A spell managing Lazio in Serie A followed but ended after just a season. Following this, he endured an underwhelming stint with Coventry City in the Third Division South.
After two years away and little success or fulfilment at club level, Raynor was enticed back by the Swedish FA to build a team for the 1958 World Cup (for which they were the host nation), with the added incentive that he could now pick professional players.
The new selections and his pragmatic style meant that Raynor was soon able to revitalise the morale of the Swedes which had been damaged by a disappointing defeat to neighbours Norway and quickly began to re-establish the team as a force in European football.
Although managing to whip yet another new Sweden side into shape, Raynor insisted to the board on the recalling of Liedholm, Hamrin, Skoglund and Gustavsson. Who had been exiled from the national team since their moves to Serie A in Italy.
Once again Raynorâ€™s new-fashioned side hit the ground running. The Swedes topped their group, finishing ahead of Hungary (the defeated finalists of the 1954 World Cup), Wales and Mexico. With their explosive wing-play, in particular, catching the eye.
As they progressed to the knock-out stages, Raynorâ€™s side eased past the Soviet Union in the quarter-finals, before defeating the world champions West Germany 3-1 in the semis.
The hosts had made it to the final for the first time, and now only Brazil and their dynamic 17-year-old forward Pele stood between Raynorâ€™s Sweden and the Jules Rimet trophy.
In front of a home crowd of 52,000, the Swedes made a fantastic start to the final, taking a 1-0 lead after just four minutes. However, Sweden could not match the flair and power of Brazilians over the full ninety minutes and the match finished with the Swedes on the wrong end of a 5-2 scoreline.
Despite the disappointment of defeat at the final hurdle, it could not diminish the scale of Raynorâ€™s achievements in Sweden. Two Olympic medals and a runners-up and third-place finish at two World Cups had been achieved with essentially three different sides, a testament to the management and coaching capabilities of the Englishman.
Raynor left Sweden after the World Cup to return to England expecting to finally establish his name in his home country. Incredibly, his achievements in Scandinavia went completely unnoticed and no offers of employment were made by either English clubs or the FA.

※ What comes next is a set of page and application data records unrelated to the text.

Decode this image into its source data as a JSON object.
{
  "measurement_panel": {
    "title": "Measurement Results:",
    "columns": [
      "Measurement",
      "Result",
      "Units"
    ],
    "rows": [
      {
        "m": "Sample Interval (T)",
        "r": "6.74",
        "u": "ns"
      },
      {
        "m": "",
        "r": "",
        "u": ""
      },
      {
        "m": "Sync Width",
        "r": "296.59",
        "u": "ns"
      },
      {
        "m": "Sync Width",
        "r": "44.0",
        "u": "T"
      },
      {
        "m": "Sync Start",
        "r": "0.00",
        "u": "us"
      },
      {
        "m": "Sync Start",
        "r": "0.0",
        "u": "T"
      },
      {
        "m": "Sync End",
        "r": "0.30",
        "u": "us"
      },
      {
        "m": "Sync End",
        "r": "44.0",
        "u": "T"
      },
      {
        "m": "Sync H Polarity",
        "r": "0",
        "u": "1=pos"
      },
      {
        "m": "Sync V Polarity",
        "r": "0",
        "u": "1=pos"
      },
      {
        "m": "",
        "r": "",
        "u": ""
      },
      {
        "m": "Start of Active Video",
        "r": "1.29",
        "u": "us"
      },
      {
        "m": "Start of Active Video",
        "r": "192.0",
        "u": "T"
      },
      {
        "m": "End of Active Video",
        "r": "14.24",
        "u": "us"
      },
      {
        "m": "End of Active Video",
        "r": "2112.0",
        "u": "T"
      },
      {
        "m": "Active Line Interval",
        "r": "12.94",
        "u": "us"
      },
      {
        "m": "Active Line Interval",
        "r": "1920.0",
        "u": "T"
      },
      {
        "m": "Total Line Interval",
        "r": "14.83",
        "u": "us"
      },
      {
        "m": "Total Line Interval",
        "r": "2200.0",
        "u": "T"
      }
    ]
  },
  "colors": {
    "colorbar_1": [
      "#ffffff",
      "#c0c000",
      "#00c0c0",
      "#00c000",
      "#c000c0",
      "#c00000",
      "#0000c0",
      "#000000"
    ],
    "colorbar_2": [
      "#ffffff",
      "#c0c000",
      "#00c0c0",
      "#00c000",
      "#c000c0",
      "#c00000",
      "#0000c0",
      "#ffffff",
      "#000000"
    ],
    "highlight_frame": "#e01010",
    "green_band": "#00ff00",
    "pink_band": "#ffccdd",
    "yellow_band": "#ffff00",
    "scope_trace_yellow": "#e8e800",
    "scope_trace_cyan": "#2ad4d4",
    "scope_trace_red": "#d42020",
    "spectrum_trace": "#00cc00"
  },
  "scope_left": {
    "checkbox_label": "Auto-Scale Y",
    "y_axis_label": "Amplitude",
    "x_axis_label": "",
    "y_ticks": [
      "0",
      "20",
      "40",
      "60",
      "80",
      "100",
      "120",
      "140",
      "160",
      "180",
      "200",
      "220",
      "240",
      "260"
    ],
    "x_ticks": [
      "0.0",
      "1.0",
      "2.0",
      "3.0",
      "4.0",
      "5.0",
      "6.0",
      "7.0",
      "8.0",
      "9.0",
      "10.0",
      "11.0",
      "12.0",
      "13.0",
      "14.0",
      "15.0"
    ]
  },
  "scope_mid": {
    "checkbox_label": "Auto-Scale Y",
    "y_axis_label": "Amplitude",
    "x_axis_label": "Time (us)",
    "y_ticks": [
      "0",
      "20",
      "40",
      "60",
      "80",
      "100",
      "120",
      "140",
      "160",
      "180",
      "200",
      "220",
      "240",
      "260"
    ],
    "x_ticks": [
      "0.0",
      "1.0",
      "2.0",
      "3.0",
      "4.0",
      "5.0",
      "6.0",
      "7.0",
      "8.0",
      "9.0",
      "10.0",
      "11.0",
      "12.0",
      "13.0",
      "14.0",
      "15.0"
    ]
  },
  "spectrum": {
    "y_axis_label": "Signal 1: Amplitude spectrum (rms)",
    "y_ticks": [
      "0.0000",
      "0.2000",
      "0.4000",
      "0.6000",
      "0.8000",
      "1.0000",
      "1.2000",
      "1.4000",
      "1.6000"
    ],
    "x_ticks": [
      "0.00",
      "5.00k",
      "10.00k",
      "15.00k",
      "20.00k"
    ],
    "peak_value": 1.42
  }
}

He ended up taking the managerâ€™s job at Skegness Town coaching a part-time team whilst also working as a store-hand at Butlinâ€™s.
His autobiography Football Ambassador at Large, in which he criticised the FA and many of their practices for Englandâ€™s failures at successive World Cups, isolated him even further from Englandâ€™s footballing establishment.
His final job was an unsuccessful seventeen-month stay as Fourth Division Doncaster Rovers, from which he was made redundant in 1967.
Raynorâ€™s success on the international stage is something which few English managers have been able to replicate. So, it seems strange that his name is one which has been consigned to the shadows of English football.
In contrast to his homeland, Raynorâ€™s achievements have not been overlooked in Sweden, where he was awarded a knighthood for his successes with the national side.
As well as Swedenâ€™s successes during his time in charge, Raynor should also be remembered for his trailblazing approach to coaching. His belief in the need for an organised system of coaching was arguably ahead of its time, and one which many in his native England would have down well to have listened to.
A coaching talent which was ignored and taken for granted by his homeland at the time. George Raynorâ€™s career is one which should be highlighted and celebrated
As one of only two Englishmen to coach a side to a World Cup final, it should be ensured that his legacy receives the recognition in the English game that he was unfairly denied in his lifetime.